Melissa Cardenas-Dow is Reference and Instruction Librarian at the University of California–Riverside in Riverside, CA. Melissa has been an ACRL member since 2005 and is your ACRL member of the week for March 21, 2016.
1. Describe yourself in three words: More interesting online.
2. What are you reading (or listening to on your mobile device)? I usually read lots of articles and blog posts, so I can’t pinpoint just one. However, I just picked up the audiobook of Jenny Lawson’s Furiously Happy: A Funny Book About Horrible Things. She is one of my favorite bloggers. In the book, Lawson sheds light on the realities of dealing with mental illness—particularly the hilarious and absurdist parts. She makes many connections in the book. Many of them are surprising, and many should already be common knowledge. Comedy and improv thrive on connections. This probably explains why I love them so much. Also, sometimes you just gotta laugh because you’ve survived the dark times. Life can be so funny and complicated that way.
3. Describe ACRL in three words: Enables many possibilities.
4. What do you value about ACRL? I value that ACRL is a place where we can discuss matters of importance to us as both members of society and professional information workers. While seeking possible solutions for and applications within academic libraries is very important, ensuring we ourselves are exemplary citizens and good human beings is just as vital.
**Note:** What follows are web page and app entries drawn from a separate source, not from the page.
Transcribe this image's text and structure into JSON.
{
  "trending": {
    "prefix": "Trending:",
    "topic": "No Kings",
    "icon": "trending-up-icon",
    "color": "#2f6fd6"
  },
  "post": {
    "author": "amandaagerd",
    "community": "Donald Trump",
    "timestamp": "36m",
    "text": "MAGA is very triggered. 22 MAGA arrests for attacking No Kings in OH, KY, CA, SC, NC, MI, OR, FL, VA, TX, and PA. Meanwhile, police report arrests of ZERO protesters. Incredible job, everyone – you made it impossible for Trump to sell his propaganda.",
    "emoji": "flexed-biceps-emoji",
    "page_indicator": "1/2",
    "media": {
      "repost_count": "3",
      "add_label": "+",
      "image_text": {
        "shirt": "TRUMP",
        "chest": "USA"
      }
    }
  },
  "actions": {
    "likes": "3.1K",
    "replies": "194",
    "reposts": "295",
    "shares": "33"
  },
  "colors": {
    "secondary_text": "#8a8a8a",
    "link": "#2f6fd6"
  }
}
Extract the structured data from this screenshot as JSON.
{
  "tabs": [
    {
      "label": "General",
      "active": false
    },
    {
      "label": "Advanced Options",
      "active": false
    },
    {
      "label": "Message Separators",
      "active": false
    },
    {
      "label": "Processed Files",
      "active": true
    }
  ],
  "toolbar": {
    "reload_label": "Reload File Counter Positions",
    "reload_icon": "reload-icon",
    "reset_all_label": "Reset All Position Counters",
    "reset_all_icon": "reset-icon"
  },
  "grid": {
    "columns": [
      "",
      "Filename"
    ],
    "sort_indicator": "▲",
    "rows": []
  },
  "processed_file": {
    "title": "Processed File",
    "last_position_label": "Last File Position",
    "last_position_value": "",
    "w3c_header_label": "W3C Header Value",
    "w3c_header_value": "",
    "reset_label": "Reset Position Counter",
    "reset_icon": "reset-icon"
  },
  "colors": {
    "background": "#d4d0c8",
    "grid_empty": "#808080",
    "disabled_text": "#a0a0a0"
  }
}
Perhaps more so. ACRL, from what I’ve seen and experienced, recognizes that academic libraries are locales within the education process where worldly social and cultural issues meet and interact with professional standards.
5. What do you, as an academic librarian, contribute to your campus? I see the work I do as a reference and instruction librarian as primarily being a guide to the world of information and academic discourse. My role is to make the world of scholarship and academic communication more accessible to those who need or want to understand them. In this capacity, I think my biggest contribution isn’t to simplify, but to highlight the complications and issues of concern, of research, of study. This may seem counterintuitive to the idea of accessibility, since complications are often seen as barriers. However, complications are features of social phenomena and information is, I think, highly social. At least what information means is contextual and situation based. Matters of diversity, social justice, intellectual freedom, just to name a few—these are all complicated. We do ourselves and others a disservice when we frame these monumental concerns as “simple,” when they are very well not. As these issues are complicated, so are the ideas, concepts, and scholarship that attempt to explain and describe them. My role is to help others navigate through the complication. And, all the while, learning about these complicated matters myself.
6. In your own words: I often hear that a concept or idea is “too theoretical” or “too idealistic.” I get a sinking feeling in my stomach whenever I hear these kinds of comments because, oftentimes, dismissal is not too far behind when such words are uttered. What I find most valuable is making connections. Connecting theory and ideals with practice and action is very important to me as a professional and as a whole person. One of the questions I ask myself almost daily is, “How can I make a positive difference in this world?” Within that one question one can make the connections between ideals and actions, between theory and practice. I also think such connections are highly emblematic of life as an academic librarian. As a librarian, I am a practitioner. As an academic, I am dedicated to ideas and to a life of the mind. Being conscious of the connections between theory and practice is central to the life and work of academic librarianship.
Editor’s Note: Are you an ACRL member? Would you like to be featured as ACRL Member of the Week? Nominate a colleague? Contact Mary Jane Petrowski at email@example.com for more information.